[Source records]
▼

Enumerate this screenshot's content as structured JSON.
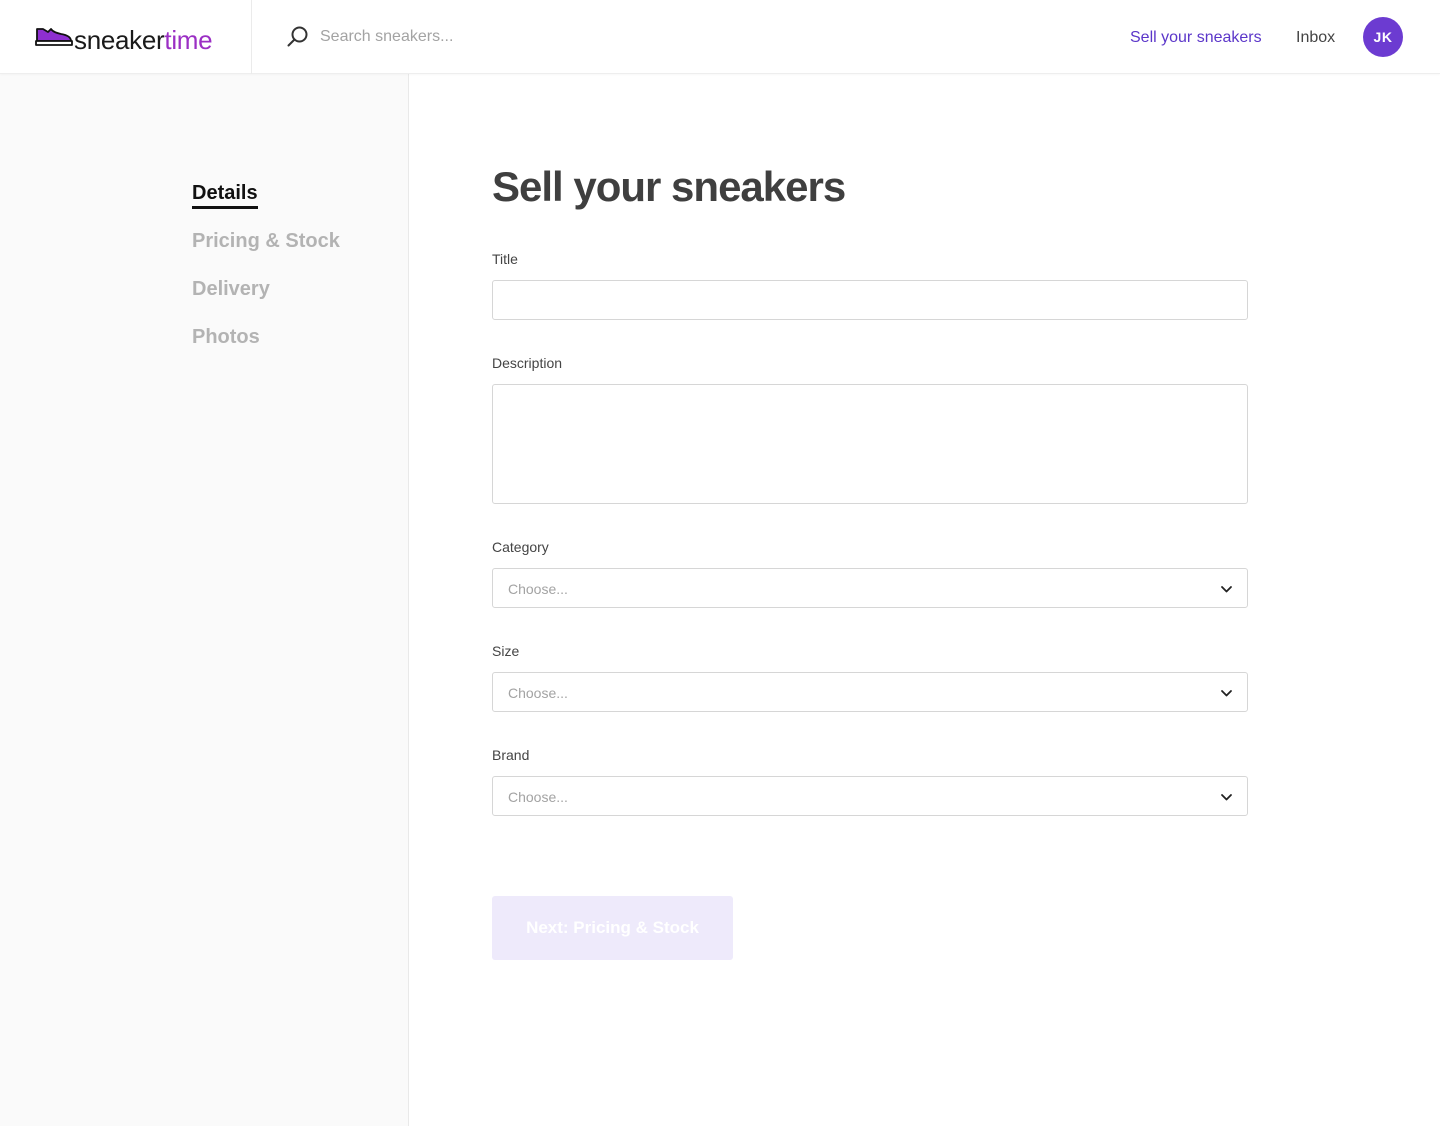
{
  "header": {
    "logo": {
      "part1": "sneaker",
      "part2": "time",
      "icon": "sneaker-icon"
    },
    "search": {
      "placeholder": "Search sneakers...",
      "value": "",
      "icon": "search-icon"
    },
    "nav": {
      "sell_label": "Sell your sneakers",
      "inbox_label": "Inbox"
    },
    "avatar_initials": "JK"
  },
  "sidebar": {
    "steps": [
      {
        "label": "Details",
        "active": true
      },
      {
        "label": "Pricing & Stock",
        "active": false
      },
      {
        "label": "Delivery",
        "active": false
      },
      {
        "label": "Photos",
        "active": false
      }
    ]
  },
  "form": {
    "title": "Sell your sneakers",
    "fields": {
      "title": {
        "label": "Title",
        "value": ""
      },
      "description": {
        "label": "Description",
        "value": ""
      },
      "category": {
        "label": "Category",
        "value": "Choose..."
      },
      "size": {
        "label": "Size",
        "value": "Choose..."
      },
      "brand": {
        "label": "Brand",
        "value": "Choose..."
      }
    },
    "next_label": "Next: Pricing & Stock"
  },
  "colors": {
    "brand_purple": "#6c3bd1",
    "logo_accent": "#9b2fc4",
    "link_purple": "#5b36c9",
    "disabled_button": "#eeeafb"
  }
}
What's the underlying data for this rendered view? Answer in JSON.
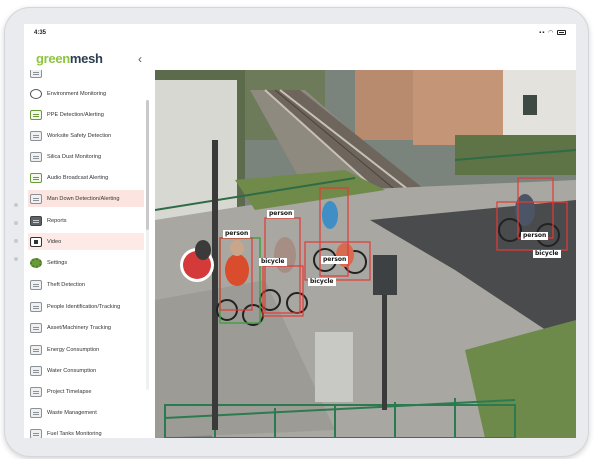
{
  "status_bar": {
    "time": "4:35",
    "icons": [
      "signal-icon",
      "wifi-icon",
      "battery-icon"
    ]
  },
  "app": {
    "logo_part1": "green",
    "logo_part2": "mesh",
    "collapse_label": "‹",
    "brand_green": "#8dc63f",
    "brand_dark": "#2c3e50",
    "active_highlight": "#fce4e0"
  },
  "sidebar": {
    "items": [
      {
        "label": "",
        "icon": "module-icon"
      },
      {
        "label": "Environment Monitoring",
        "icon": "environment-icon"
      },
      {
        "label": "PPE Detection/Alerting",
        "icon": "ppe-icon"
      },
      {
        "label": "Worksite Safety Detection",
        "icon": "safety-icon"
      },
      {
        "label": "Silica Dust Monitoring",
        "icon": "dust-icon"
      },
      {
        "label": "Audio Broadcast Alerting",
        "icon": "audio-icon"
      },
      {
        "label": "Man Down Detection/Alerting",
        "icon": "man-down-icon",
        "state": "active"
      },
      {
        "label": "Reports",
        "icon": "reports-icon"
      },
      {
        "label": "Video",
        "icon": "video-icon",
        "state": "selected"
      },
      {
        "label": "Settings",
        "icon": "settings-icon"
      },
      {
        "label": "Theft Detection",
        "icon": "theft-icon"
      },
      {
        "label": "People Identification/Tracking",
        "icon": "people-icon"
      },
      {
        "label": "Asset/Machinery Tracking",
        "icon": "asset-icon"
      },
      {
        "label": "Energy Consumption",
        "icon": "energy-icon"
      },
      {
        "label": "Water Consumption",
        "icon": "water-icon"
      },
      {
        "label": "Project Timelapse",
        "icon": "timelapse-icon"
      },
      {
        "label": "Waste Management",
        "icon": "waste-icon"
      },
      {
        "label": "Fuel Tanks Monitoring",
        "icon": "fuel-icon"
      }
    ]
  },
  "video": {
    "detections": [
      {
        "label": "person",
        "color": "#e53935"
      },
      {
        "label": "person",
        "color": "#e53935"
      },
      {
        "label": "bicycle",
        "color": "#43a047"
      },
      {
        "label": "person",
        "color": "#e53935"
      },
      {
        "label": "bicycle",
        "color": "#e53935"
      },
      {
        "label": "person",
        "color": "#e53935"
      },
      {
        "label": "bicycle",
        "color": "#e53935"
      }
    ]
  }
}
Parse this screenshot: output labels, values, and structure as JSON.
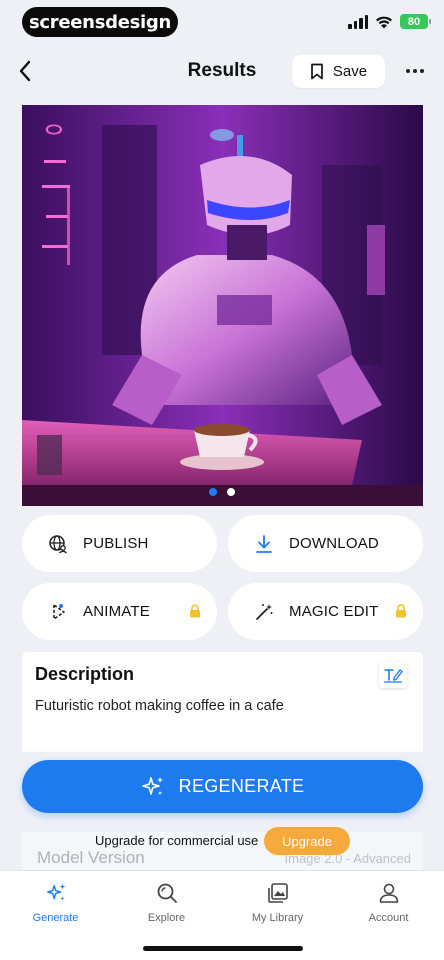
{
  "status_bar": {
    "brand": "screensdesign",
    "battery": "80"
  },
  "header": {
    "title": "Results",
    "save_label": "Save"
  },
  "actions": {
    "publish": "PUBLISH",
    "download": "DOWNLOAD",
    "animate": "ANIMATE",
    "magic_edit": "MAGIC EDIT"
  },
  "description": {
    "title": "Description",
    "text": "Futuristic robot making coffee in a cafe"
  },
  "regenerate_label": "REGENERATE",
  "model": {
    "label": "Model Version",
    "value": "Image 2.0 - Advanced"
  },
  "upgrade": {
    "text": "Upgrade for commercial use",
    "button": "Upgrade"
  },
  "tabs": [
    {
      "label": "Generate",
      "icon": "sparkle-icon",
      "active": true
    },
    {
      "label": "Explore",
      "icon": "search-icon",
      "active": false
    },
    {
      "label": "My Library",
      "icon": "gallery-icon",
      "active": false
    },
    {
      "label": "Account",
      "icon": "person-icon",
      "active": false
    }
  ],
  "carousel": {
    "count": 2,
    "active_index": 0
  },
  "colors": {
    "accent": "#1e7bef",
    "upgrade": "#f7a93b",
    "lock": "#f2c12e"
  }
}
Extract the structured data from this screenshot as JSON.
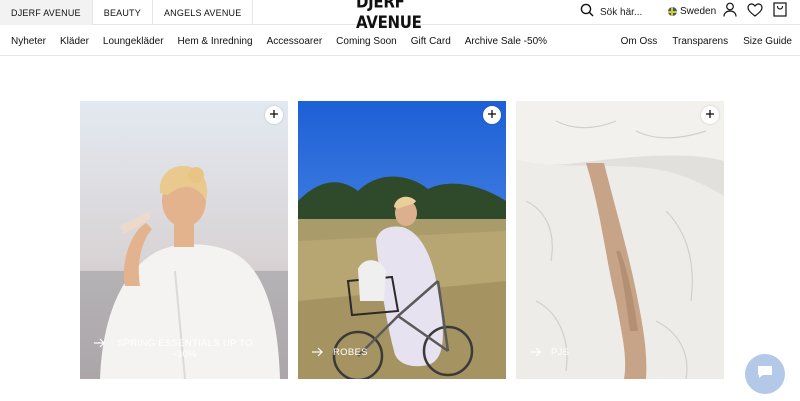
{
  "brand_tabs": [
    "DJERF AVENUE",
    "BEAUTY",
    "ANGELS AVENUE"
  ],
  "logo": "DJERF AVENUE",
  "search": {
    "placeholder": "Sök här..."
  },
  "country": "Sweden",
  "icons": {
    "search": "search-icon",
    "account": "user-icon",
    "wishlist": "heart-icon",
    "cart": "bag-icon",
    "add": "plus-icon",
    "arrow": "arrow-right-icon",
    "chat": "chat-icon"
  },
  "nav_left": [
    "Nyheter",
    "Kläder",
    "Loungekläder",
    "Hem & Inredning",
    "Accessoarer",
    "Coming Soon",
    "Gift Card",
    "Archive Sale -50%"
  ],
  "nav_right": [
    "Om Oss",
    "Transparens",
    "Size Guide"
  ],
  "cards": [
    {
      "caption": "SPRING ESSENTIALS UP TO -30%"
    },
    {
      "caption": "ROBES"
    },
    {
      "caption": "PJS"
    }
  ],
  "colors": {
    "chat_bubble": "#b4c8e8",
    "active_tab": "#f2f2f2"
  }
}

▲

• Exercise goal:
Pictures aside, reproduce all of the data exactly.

• Answer below:
Enumerate this screenshot's content as structured JSON.
{
  "header": {
    "logo": {
      "part1": "sneaker",
      "part2": "time",
      "icon": "sneaker-icon"
    },
    "search": {
      "placeholder": "Search sneakers...",
      "value": "",
      "icon": "search-icon"
    },
    "nav": {
      "sell_label": "Sell your sneakers",
      "inbox_label": "Inbox"
    },
    "avatar_initials": "JK"
  },
  "sidebar": {
    "steps": [
      {
        "label": "Details",
        "active": true
      },
      {
        "label": "Pricing & Stock",
        "active": false
      },
      {
        "label": "Delivery",
        "active": false
      },
      {
        "label": "Photos",
        "active": false
      }
    ]
  },
  "form": {
    "title": "Sell your sneakers",
    "fields": {
      "title": {
        "label": "Title",
        "value": ""
      },
      "description": {
        "label": "Description",
        "value": ""
      },
      "category": {
        "label": "Category",
        "value": "Choose..."
      },
      "size": {
        "label": "Size",
        "value": "Choose..."
      },
      "brand": {
        "label": "Brand",
        "value": "Choose..."
      }
    },
    "next_label": "Next: Pricing & Stock"
  },
  "colors": {
    "brand_purple": "#6c3bd1",
    "logo_accent": "#9b2fc4",
    "link_purple": "#5b36c9",
    "disabled_button": "#eeeafb"
  }
}
What's the underlying data for this rendered view? Answer in JSON.
{
  "status_bar": {
    "time": "4:35",
    "icons": [
      "signal-icon",
      "wifi-icon",
      "battery-icon"
    ]
  },
  "app": {
    "logo_part1": "green",
    "logo_part2": "mesh",
    "collapse_label": "‹",
    "brand_green": "#8dc63f",
    "brand_dark": "#2c3e50",
    "active_highlight": "#fce4e0"
  },
  "sidebar": {
    "items": [
      {
        "label": "",
        "icon": "module-icon"
      },
      {
        "label": "Environment Monitoring",
        "icon": "environment-icon"
      },
      {
        "label": "PPE Detection/Alerting",
        "icon": "ppe-icon"
      },
      {
        "label": "Worksite Safety Detection",
        "icon": "safety-icon"
      },
      {
        "label": "Silica Dust Monitoring",
        "icon": "dust-icon"
      },
      {
        "label": "Audio Broadcast Alerting",
        "icon": "audio-icon"
      },
      {
        "label": "Man Down Detection/Alerting",
        "icon": "man-down-icon",
        "state": "active"
      },
      {
        "label": "Reports",
        "icon": "reports-icon"
      },
      {
        "label": "Video",
        "icon": "video-icon",
        "state": "selected"
      },
      {
        "label": "Settings",
        "icon": "settings-icon"
      },
      {
        "label": "Theft Detection",
        "icon": "theft-icon"
      },
      {
        "label": "People Identification/Tracking",
        "icon": "people-icon"
      },
      {
        "label": "Asset/Machinery Tracking",
        "icon": "asset-icon"
      },
      {
        "label": "Energy Consumption",
        "icon": "energy-icon"
      },
      {
        "label": "Water Consumption",
        "icon": "water-icon"
      },
      {
        "label": "Project Timelapse",
        "icon": "timelapse-icon"
      },
      {
        "label": "Waste Management",
        "icon": "waste-icon"
      },
      {
        "label": "Fuel Tanks Monitoring",
        "icon": "fuel-icon"
      }
    ]
  },
  "video": {
    "detections": [
      {
        "label": "person",
        "color": "#e53935"
      },
      {
        "label": "person",
        "color": "#e53935"
      },
      {
        "label": "bicycle",
        "color": "#43a047"
      },
      {
        "label": "person",
        "color": "#e53935"
      },
      {
        "label": "bicycle",
        "color": "#e53935"
      },
      {
        "label": "person",
        "color": "#e53935"
      },
      {
        "label": "bicycle",
        "color": "#e53935"
      }
    ]
  }
}
Parse this screenshot: output labels, values, and structure as JSON.
{
  "status_bar": {
    "brand": "screensdesign",
    "battery": "80"
  },
  "header": {
    "title": "Results",
    "save_label": "Save"
  },
  "actions": {
    "publish": "PUBLISH",
    "download": "DOWNLOAD",
    "animate": "ANIMATE",
    "magic_edit": "MAGIC EDIT"
  },
  "description": {
    "title": "Description",
    "text": "Futuristic robot making coffee in a cafe"
  },
  "regenerate_label": "REGENERATE",
  "model": {
    "label": "Model Version",
    "value": "Image 2.0 - Advanced"
  },
  "upgrade": {
    "text": "Upgrade for commercial use",
    "button": "Upgrade"
  },
  "tabs": [
    {
      "label": "Generate",
      "icon": "sparkle-icon",
      "active": true
    },
    {
      "label": "Explore",
      "icon": "search-icon",
      "active": false
    },
    {
      "label": "My Library",
      "icon": "gallery-icon",
      "active": false
    },
    {
      "label": "Account",
      "icon": "person-icon",
      "active": false
    }
  ],
  "carousel": {
    "count": 2,
    "active_index": 0
  },
  "colors": {
    "accent": "#1e7bef",
    "upgrade": "#f7a93b",
    "lock": "#f2c12e"
  }
}
Extract the structured data from this screenshot as JSON.
{
  "brand_tabs": [
    "DJERF AVENUE",
    "BEAUTY",
    "ANGELS AVENUE"
  ],
  "logo": "DJERF AVENUE",
  "search": {
    "placeholder": "Sök här..."
  },
  "country": "Sweden",
  "icons": {
    "search": "search-icon",
    "account": "user-icon",
    "wishlist": "heart-icon",
    "cart": "bag-icon",
    "add": "plus-icon",
    "arrow": "arrow-right-icon",
    "chat": "chat-icon"
  },
  "nav_left": [
    "Nyheter",
    "Kläder",
    "Loungekläder",
    "Hem & Inredning",
    "Accessoarer",
    "Coming Soon",
    "Gift Card",
    "Archive Sale -50%"
  ],
  "nav_right": [
    "Om Oss",
    "Transparens",
    "Size Guide"
  ],
  "cards": [
    {
      "caption": "SPRING ESSENTIALS UP TO -30%"
    },
    {
      "caption": "ROBES"
    },
    {
      "caption": "PJS"
    }
  ],
  "colors": {
    "chat_bubble": "#b4c8e8",
    "active_tab": "#f2f2f2"
  }
}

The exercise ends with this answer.